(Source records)
======

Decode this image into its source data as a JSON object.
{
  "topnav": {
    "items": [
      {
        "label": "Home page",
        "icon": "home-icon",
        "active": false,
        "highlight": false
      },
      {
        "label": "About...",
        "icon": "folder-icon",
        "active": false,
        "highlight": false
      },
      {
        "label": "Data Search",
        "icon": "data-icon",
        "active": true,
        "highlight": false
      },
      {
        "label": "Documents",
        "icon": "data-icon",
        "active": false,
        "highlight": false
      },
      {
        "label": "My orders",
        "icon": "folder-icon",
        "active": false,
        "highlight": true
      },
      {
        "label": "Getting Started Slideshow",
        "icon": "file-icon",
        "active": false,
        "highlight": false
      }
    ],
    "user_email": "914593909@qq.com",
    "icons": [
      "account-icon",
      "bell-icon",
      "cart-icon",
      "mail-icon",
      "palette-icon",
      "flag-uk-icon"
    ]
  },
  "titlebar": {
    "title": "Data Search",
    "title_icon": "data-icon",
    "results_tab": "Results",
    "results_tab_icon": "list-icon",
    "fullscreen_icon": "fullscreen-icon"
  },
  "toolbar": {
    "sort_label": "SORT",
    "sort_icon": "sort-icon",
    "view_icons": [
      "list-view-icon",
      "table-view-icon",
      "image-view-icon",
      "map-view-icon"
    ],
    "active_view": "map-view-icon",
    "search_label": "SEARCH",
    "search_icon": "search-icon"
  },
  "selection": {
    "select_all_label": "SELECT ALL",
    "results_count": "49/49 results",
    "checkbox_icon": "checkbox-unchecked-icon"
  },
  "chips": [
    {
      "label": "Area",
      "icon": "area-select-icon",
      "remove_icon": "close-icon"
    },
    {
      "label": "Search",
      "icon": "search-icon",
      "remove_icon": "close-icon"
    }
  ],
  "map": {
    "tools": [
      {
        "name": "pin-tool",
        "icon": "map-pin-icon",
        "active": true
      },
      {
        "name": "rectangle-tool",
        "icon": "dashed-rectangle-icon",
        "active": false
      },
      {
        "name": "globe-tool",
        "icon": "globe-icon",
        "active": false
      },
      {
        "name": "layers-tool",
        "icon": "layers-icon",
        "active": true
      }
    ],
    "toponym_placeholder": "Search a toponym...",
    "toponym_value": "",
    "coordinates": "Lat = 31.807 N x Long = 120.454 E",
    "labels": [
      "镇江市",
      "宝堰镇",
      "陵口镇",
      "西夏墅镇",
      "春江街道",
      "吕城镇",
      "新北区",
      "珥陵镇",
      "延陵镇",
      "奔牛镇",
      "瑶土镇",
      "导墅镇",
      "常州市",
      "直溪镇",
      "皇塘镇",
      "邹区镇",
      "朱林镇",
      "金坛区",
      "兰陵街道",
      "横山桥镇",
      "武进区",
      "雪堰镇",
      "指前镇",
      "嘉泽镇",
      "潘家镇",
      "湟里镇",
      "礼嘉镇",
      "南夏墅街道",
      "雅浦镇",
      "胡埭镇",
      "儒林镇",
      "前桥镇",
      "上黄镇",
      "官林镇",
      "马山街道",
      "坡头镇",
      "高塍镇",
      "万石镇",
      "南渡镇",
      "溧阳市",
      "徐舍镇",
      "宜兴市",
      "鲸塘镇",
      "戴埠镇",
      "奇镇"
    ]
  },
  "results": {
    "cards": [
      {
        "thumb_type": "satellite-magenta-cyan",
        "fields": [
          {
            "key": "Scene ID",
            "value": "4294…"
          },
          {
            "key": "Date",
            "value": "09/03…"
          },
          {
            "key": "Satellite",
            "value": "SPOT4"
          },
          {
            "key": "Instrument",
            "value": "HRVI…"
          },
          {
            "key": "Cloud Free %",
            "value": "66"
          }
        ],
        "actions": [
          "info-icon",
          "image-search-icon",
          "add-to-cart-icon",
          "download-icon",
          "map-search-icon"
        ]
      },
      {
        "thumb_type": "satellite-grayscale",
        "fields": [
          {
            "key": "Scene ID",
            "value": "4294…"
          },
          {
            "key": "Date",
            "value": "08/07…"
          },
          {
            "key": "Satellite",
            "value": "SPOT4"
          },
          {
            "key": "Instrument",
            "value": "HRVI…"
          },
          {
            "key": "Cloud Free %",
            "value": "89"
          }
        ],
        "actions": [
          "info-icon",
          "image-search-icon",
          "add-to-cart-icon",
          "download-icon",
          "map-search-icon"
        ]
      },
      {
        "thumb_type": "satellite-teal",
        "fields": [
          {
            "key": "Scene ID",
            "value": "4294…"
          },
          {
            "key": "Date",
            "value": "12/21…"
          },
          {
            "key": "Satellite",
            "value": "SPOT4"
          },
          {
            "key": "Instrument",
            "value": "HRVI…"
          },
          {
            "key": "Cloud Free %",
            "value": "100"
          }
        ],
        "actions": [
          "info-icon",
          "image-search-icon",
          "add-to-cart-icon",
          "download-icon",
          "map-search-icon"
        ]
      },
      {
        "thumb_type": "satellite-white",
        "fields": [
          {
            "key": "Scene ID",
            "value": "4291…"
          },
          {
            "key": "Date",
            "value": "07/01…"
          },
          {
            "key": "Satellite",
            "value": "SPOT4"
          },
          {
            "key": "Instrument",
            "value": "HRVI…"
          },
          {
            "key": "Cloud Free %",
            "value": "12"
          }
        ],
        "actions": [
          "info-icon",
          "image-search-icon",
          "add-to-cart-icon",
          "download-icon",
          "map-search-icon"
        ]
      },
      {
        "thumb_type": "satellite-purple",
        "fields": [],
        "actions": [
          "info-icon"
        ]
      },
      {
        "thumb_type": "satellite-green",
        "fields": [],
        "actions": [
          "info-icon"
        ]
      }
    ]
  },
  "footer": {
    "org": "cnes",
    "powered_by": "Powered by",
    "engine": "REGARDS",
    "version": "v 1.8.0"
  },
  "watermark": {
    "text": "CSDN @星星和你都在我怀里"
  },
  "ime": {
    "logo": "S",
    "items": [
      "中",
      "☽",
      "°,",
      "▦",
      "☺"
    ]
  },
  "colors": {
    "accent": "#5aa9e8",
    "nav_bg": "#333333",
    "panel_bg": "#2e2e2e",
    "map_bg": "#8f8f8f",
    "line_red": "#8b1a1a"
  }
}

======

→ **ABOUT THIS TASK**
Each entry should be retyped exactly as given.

→ **TASK SOLUTION**
Decode this image into its source data as a JSON object.
{
  "topnav": {
    "items": [
      {
        "label": "Home page",
        "icon": "home-icon",
        "active": false,
        "highlight": false
      },
      {
        "label": "About...",
        "icon": "folder-icon",
        "active": false,
        "highlight": false
      },
      {
        "label": "Data Search",
        "icon": "data-icon",
        "active": true,
        "highlight": false
      },
      {
        "label": "Documents",
        "icon": "data-icon",
        "active": false,
        "highlight": false
      },
      {
        "label": "My orders",
        "icon": "folder-icon",
        "active": false,
        "highlight": true
      },
      {
        "label": "Getting Started Slideshow",
        "icon": "file-icon",
        "active": false,
        "highlight": false
      }
    ],
    "user_email": "914593909@qq.com",
    "icons": [
      "account-icon",
      "bell-icon",
      "cart-icon",
      "mail-icon",
      "palette-icon",
      "flag-uk-icon"
    ]
  },
  "titlebar": {
    "title": "Data Search",
    "title_icon": "data-icon",
    "results_tab": "Results",
    "results_tab_icon": "list-icon",
    "fullscreen_icon": "fullscreen-icon"
  },
  "toolbar": {
    "sort_label": "SORT",
    "sort_icon": "sort-icon",
    "view_icons": [
      "list-view-icon",
      "table-view-icon",
      "image-view-icon",
      "map-view-icon"
    ],
    "active_view": "map-view-icon",
    "search_label": "SEARCH",
    "search_icon": "search-icon"
  },
  "selection": {
    "select_all_label": "SELECT ALL",
    "results_count": "49/49 results",
    "checkbox_icon": "checkbox-unchecked-icon"
  },
  "chips": [
    {
      "label": "Area",
      "icon": "area-select-icon",
      "remove_icon": "close-icon"
    },
    {
      "label": "Search",
      "icon": "search-icon",
      "remove_icon": "close-icon"
    }
  ],
  "map": {
    "tools": [
      {
        "name": "pin-tool",
        "icon": "map-pin-icon",
        "active": true
      },
      {
        "name": "rectangle-tool",
        "icon": "dashed-rectangle-icon",
        "active": false
      },
      {
        "name": "globe-tool",
        "icon": "globe-icon",
        "active": false
      },
      {
        "name": "layers-tool",
        "icon": "layers-icon",
        "active": true
      }
    ],
    "toponym_placeholder": "Search a toponym...",
    "toponym_value": "",
    "coordinates": "Lat = 31.807 N x Long = 120.454 E",
    "labels": [
      "镇江市",
      "宝堰镇",
      "陵口镇",
      "西夏墅镇",
      "春江街道",
      "吕城镇",
      "新北区",
      "珥陵镇",
      "延陵镇",
      "奔牛镇",
      "瑶土镇",
      "导墅镇",
      "常州市",
      "直溪镇",
      "皇塘镇",
      "邹区镇",
      "朱林镇",
      "金坛区",
      "兰陵街道",
      "横山桥镇",
      "武进区",
      "雪堰镇",
      "指前镇",
      "嘉泽镇",
      "潘家镇",
      "湟里镇",
      "礼嘉镇",
      "南夏墅街道",
      "雅浦镇",
      "胡埭镇",
      "儒林镇",
      "前桥镇",
      "上黄镇",
      "官林镇",
      "马山街道",
      "坡头镇",
      "高塍镇",
      "万石镇",
      "南渡镇",
      "溧阳市",
      "徐舍镇",
      "宜兴市",
      "鲸塘镇",
      "戴埠镇",
      "奇镇"
    ]
  },
  "results": {
    "cards": [
      {
        "thumb_type": "satellite-magenta-cyan",
        "fields": [
          {
            "key": "Scene ID",
            "value": "4294…"
          },
          {
            "key": "Date",
            "value": "09/03…"
          },
          {
            "key": "Satellite",
            "value": "SPOT4"
          },
          {
            "key": "Instrument",
            "value": "HRVI…"
          },
          {
            "key": "Cloud Free %",
            "value": "66"
          }
        ],
        "actions": [
          "info-icon",
          "image-search-icon",
          "add-to-cart-icon",
          "download-icon",
          "map-search-icon"
        ]
      },
      {
        "thumb_type": "satellite-grayscale",
        "fields": [
          {
            "key": "Scene ID",
            "value": "4294…"
          },
          {
            "key": "Date",
            "value": "08/07…"
          },
          {
            "key": "Satellite",
            "value": "SPOT4"
          },
          {
            "key": "Instrument",
            "value": "HRVI…"
          },
          {
            "key": "Cloud Free %",
            "value": "89"
          }
        ],
        "actions": [
          "info-icon",
          "image-search-icon",
          "add-to-cart-icon",
          "download-icon",
          "map-search-icon"
        ]
      },
      {
        "thumb_type": "satellite-teal",
        "fields": [
          {
            "key": "Scene ID",
            "value": "4294…"
          },
          {
            "key": "Date",
            "value": "12/21…"
          },
          {
            "key": "Satellite",
            "value": "SPOT4"
          },
          {
            "key": "Instrument",
            "value": "HRVI…"
          },
          {
            "key": "Cloud Free %",
            "value": "100"
          }
        ],
        "actions": [
          "info-icon",
          "image-search-icon",
          "add-to-cart-icon",
          "download-icon",
          "map-search-icon"
        ]
      },
      {
        "thumb_type": "satellite-white",
        "fields": [
          {
            "key": "Scene ID",
            "value": "4291…"
          },
          {
            "key": "Date",
            "value": "07/01…"
          },
          {
            "key": "Satellite",
            "value": "SPOT4"
          },
          {
            "key": "Instrument",
            "value": "HRVI…"
          },
          {
            "key": "Cloud Free %",
            "value": "12"
          }
        ],
        "actions": [
          "info-icon",
          "image-search-icon",
          "add-to-cart-icon",
          "download-icon",
          "map-search-icon"
        ]
      },
      {
        "thumb_type": "satellite-purple",
        "fields": [],
        "actions": [
          "info-icon"
        ]
      },
      {
        "thumb_type": "satellite-green",
        "fields": [],
        "actions": [
          "info-icon"
        ]
      }
    ]
  },
  "footer": {
    "org": "cnes",
    "powered_by": "Powered by",
    "engine": "REGARDS",
    "version": "v 1.8.0"
  },
  "watermark": {
    "text": "CSDN @星星和你都在我怀里"
  },
  "ime": {
    "logo": "S",
    "items": [
      "中",
      "☽",
      "°,",
      "▦",
      "☺"
    ]
  },
  "colors": {
    "accent": "#5aa9e8",
    "nav_bg": "#333333",
    "panel_bg": "#2e2e2e",
    "map_bg": "#8f8f8f",
    "line_red": "#8b1a1a"
  }
}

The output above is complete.